**TASK TO COMPLETE:** Copy each line below exactly as it appears. Pictures are to be omitted.

**RECORDS FOR THE TASK:**
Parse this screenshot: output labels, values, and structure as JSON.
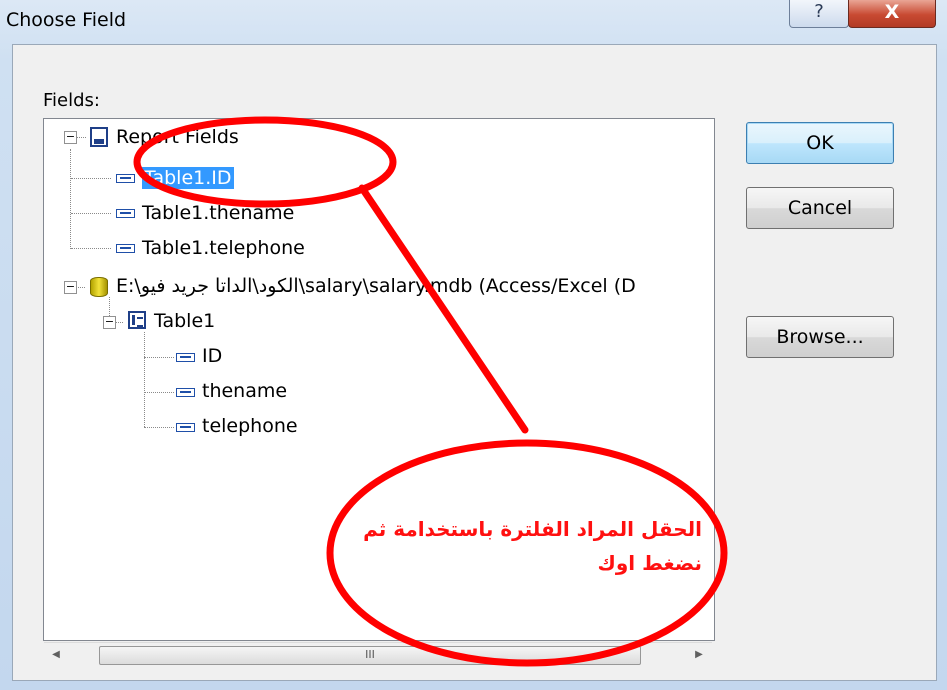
{
  "window": {
    "title": "Choose Field",
    "help_label": "?",
    "close_label": "X"
  },
  "fields_label": "Fields:",
  "tree": {
    "report_fields": "Report Fields",
    "report_items": [
      "Table1.ID",
      "Table1.thename",
      "Table1.telephone"
    ],
    "datasource": "E:\\الكود\\الداتا جريد فيو\\salary\\salary.mdb (Access/Excel (D",
    "table": "Table1",
    "table_items": [
      "ID",
      "thename",
      "telephone"
    ]
  },
  "scrollbar": {
    "left_arrow": "◀",
    "right_arrow": "▶",
    "grip": "III"
  },
  "buttons": {
    "ok": "OK",
    "cancel": "Cancel",
    "browse": "Browse..."
  },
  "annotation": {
    "line1": "الحقل المراد الفلترة باستخدامة ثم",
    "line2": "نضغط اوك",
    "color": "#ff1010"
  }
}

**SOLUTION TO THIS EXERCISE:**
Parse this screenshot: output labels, values, and structure as JSON.
{
  "window": {
    "title": "Choose Field",
    "help_label": "?",
    "close_label": "X"
  },
  "fields_label": "Fields:",
  "tree": {
    "report_fields": "Report Fields",
    "report_items": [
      "Table1.ID",
      "Table1.thename",
      "Table1.telephone"
    ],
    "datasource": "E:\\الكود\\الداتا جريد فيو\\salary\\salary.mdb (Access/Excel (D",
    "table": "Table1",
    "table_items": [
      "ID",
      "thename",
      "telephone"
    ]
  },
  "scrollbar": {
    "left_arrow": "◀",
    "right_arrow": "▶",
    "grip": "III"
  },
  "buttons": {
    "ok": "OK",
    "cancel": "Cancel",
    "browse": "Browse..."
  },
  "annotation": {
    "line1": "الحقل المراد الفلترة باستخدامة ثم",
    "line2": "نضغط اوك",
    "color": "#ff1010"
  }
}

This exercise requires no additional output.